John Judis

John B. Judis, is a senior editor at The New Republic and a visiting scholar at the Carnegie Endowment for International Peace. He is author most recently of The Folly of Empire.

Recent Articles

Deregulation Run Riot

After winning control of Congress in November 1994, the Republican leadership, working closely with business lobbyists and policy groups, launched an ambitious effort to roll back a century of reform legislation—from the food and drug laws of the Progressive Era to the New Deal's Social Security Act to the workplace and environmental regulation of the first Nixon administration. Congressional Democrats blocked most of these efforts in the House and Senate, and the Clinton administration vetoed others, but conservatives have continued to press their agenda—in committee hearings, in mysterious riders attached to appropriations bills, and in the courts, some of which are still dominated by Reagan and Bush administration appointees. One key battle has taken place in the U.S. Court of Appeals for the District of Columbia—the Court that handles most challenges to federal regulation. This May, a three-judge panel handed down a ruling that prevented the Environmental Protection Agency (EPA)...

Science Fiction

G eorge W. Bush is getting lots of credit for giving the National Institutes of Health (NIH) their biggest boost ever, but his increases in spending on research in health care and defense are obscuring drastic cuts in all other kinds of scientific research. When you look closely at Bush's science budget, what you discover is wildly skewed priorities. You also discover what is becoming increasingly obvious--that Bush is not a new type of Republican but a typical country club conservative who is determined to eliminate government regulation of business and to cut spending except on programs that favor his large campaign contributors. To appreciate how conservative Bush's science budget is, you have to look first at what happened to federal spending on science over the last decade. Spending on science reached a peak in 1993. It plummeted under the Republican Congress that came to power in November 1994; but then it revived in the last two years of Bill Clinton's second term to the level...
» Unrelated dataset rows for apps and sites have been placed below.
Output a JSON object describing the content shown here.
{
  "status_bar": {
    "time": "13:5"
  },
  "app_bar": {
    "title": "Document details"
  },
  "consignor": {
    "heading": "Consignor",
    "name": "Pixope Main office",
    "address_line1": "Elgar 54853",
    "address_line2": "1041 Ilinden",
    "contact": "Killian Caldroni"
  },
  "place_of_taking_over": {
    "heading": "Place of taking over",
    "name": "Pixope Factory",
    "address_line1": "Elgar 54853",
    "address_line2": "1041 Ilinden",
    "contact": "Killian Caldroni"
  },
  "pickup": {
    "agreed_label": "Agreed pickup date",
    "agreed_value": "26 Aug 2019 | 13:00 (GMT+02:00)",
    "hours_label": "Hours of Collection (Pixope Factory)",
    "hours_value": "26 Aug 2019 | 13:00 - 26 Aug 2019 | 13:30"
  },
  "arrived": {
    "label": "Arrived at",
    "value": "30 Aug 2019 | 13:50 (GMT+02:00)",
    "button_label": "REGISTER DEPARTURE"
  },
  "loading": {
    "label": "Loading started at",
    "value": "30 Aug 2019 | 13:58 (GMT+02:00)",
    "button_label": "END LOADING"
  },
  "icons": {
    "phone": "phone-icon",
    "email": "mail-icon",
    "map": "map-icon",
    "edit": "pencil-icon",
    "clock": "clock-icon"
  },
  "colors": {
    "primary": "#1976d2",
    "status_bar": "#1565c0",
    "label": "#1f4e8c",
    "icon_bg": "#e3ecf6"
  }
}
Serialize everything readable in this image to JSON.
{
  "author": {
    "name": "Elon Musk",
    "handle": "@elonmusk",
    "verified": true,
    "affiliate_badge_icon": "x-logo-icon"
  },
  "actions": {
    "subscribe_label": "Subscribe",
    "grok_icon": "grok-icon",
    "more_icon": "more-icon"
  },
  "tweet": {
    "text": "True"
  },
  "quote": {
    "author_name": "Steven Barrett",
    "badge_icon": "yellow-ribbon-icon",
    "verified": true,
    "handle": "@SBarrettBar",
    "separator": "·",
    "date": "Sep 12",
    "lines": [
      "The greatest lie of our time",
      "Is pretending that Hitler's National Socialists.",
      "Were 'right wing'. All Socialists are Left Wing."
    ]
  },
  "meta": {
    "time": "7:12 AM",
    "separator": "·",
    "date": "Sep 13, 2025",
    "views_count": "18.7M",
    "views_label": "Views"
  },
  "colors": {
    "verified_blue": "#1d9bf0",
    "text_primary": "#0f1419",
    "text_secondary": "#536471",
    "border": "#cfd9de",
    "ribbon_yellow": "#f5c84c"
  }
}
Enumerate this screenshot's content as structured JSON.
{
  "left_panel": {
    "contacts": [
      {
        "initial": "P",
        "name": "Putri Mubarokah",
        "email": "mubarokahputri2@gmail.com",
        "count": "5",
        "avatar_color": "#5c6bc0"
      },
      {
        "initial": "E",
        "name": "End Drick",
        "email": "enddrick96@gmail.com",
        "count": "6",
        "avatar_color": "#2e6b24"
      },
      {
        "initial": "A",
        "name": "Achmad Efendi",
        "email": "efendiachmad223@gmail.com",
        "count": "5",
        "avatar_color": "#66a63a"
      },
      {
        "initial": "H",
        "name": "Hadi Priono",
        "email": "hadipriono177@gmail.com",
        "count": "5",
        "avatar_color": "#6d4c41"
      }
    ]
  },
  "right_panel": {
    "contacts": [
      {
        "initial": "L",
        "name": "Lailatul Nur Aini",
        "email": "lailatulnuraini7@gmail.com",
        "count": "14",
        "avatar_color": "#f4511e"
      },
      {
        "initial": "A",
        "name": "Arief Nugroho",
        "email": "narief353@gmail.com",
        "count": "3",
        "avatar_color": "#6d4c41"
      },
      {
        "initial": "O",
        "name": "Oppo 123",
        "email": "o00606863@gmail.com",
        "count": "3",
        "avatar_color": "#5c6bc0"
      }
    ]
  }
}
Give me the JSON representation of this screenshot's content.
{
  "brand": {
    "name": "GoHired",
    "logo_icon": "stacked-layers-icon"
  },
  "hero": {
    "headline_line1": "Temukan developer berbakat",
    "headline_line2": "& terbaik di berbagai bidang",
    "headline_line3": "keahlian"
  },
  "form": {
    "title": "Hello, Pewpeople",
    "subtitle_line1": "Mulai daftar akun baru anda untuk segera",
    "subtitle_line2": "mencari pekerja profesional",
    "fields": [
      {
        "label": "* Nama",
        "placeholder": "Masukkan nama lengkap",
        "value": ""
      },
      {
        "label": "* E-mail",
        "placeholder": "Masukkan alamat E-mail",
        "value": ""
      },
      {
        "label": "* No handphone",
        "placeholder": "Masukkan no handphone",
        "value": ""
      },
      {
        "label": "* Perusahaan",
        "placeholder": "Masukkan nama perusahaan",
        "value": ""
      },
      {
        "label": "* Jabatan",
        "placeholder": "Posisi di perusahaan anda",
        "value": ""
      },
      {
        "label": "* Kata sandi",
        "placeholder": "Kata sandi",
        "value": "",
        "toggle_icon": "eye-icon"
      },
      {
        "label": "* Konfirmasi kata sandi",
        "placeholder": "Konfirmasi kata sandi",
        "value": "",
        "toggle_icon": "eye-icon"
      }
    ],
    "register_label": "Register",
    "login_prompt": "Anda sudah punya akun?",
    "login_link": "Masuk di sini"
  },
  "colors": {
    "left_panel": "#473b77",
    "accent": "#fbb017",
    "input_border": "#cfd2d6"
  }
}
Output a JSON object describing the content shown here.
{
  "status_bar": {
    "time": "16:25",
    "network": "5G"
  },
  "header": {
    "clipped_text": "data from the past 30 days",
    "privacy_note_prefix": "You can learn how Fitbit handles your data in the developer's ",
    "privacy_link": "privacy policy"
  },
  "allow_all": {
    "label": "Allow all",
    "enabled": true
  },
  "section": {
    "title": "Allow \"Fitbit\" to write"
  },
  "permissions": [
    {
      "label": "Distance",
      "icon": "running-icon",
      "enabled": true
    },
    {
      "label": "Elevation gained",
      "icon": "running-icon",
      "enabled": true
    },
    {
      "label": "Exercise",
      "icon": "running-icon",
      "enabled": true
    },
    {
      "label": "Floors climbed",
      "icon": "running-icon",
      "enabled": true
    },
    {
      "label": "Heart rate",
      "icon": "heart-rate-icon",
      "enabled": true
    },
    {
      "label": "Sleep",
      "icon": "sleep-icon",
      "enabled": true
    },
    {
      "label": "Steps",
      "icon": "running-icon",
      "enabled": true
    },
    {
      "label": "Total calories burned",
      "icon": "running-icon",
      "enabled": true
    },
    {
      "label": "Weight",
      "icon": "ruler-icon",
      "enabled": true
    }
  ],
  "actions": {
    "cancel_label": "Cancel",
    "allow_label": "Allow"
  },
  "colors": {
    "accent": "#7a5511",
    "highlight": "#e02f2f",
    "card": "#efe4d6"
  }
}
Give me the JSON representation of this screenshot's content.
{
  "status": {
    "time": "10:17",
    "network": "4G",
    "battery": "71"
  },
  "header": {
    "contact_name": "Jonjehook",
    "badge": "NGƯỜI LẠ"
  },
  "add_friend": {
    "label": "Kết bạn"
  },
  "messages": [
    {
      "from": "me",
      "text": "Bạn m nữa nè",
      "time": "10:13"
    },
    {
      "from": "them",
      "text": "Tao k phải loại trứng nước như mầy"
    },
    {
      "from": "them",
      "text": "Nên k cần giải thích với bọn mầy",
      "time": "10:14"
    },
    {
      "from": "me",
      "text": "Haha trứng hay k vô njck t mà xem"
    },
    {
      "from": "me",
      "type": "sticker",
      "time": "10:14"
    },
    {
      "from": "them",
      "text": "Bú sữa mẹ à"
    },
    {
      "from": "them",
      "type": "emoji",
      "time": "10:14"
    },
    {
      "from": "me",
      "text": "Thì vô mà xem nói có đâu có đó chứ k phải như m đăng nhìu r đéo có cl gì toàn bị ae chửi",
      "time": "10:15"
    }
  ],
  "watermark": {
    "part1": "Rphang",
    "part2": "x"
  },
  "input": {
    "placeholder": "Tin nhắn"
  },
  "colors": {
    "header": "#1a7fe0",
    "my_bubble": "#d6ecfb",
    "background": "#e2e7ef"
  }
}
The Pressure Elite: Inside the Narrow World of Advocacy Group Politics

Today’s advocacy groups are remotely democratic—all too remotely.

In the 1950s, in the midst of what C. Wright Mills called the "great American celebration," mainstream political scientists conceived of modern American democracy as a more or less equal contest among large-scale groups -- the most important being farmers, workers, and business. (Chapters Two through Five of V.O. Key's classic Politics, Parties and Pressure Groups were aptly entitled "Agrarianism," "Workers," "Business," and "Other Interest Groups.") Each social group had its own organizations -- from the American Farm Bureau to AFL-CIO to the Chamber of Commerce and the National Association of Manufacturers (NAM) -- and each enjoyed special power within one of the major political parties. Since almost every adult American was either a farmer, worker, or businessman, or married to one, almost everyone was represented within this pluralistic system. It was not the direct democracy of Athens, but it was as close to a representative democracy as a large modern nation could come. This...

Citizen Kawasaki: Race, Unions, and the Japanese Employer in America

Some economists have hailed the new model of management and employee relations that Japanese corporations practice at home and are allegedly bringing to America. The story of Kawasaki isn’t so encouraging.

As Japanese conglomerates swallow up Manhattan skyscrapers and Hollywood film studios, and as Japanese factories spread across the industrial landscape, from Peterborough, New Hampshire to San Diego, California, many Americans have become fearful that their economic sovereignty is at stake. Will the basic decisions about whether a midwestern town thrives or withers now be made in Osaka and Tokyo? Will decades-old patterns of work and life be disrupted to fit the needs of foreign owners? No doubt these fears are exaggerated. Foreign investment has bolstered our economy; more than a century ago, it helped lay the groundwork for America's Industrial Revolution. But some policy experts, in dismissing public fears about Japanese direct investment, go farther than merely saying that it is benign. They contend that Japanese firms set a positive example, for which we ought to feel thankful. The Japanese, these experts say, are bringing superior methods of industrial organization to the United...

The Conservative Crackup

Conservative intellectuals are now facing some of their toughest adversaries ever—each other.

As late as 1950, investigators who set out to discover an American conservative movement would have failed abysmally. They would have found a large and fractious right wing ranging from isolationist followers of Senator Robert Taft (who insisted on calling himself a "liberal") to the anti-Semites and racists who joined Gerald L.K. Smith's Christian Nationalist Party. They might also have come across a group of Ivy League intellectuals such as McGeorge Bundy and August Heckscher who called themselves the "new conservatives" but would later be described as establishment liberals. The conservative movement that began emerging in the mid-1950s, particularly with the founding of William F. Buckley's National Review, was a novel creation that bore at best a family resemblance to the older American right and to British and European conservatism. It produced a new synthesis in American politics, blending militant anticommunism and opposition to the welfare state with nostalgia about America's...